Data about app and page elements:
++++

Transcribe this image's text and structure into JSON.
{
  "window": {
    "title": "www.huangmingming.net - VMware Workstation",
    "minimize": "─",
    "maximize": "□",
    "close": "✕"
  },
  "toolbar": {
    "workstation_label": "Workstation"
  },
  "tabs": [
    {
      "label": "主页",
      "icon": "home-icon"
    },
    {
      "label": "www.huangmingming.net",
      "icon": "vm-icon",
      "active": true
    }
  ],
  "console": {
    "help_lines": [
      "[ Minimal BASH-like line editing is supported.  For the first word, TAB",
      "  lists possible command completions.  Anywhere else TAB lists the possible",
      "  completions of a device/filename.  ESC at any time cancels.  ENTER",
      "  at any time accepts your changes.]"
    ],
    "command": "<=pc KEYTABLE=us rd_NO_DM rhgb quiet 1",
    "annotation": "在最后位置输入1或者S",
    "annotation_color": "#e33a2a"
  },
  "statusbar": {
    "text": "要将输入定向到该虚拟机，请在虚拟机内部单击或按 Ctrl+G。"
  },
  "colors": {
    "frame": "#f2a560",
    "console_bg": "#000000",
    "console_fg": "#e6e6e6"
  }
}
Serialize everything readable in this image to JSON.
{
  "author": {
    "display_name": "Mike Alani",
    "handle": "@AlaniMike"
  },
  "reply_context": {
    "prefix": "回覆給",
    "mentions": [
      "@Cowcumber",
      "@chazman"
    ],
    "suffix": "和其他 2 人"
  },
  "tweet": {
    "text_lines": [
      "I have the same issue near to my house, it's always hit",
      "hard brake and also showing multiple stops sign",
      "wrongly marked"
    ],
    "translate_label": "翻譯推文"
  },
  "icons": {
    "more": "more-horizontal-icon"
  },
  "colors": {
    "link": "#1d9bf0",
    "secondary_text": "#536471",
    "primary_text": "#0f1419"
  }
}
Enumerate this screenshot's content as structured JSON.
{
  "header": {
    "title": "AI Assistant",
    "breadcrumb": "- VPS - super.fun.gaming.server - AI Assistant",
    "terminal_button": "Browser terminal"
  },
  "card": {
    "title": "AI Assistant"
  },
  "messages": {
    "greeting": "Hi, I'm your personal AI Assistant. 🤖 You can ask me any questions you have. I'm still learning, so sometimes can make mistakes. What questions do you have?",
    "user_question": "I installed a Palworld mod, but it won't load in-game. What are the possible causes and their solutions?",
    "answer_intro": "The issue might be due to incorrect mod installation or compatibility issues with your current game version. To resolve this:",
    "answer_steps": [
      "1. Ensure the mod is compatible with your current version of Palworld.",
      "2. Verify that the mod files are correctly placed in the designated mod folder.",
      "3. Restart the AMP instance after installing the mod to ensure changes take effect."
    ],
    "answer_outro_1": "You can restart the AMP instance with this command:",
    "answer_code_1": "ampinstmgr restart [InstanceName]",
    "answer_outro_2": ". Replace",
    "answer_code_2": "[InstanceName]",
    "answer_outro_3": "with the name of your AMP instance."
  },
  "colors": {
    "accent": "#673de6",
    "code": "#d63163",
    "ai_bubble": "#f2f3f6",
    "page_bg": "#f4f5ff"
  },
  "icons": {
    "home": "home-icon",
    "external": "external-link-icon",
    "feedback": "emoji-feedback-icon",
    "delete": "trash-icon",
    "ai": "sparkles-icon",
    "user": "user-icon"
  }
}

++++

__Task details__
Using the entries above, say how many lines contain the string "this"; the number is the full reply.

__Output of the exercise__
5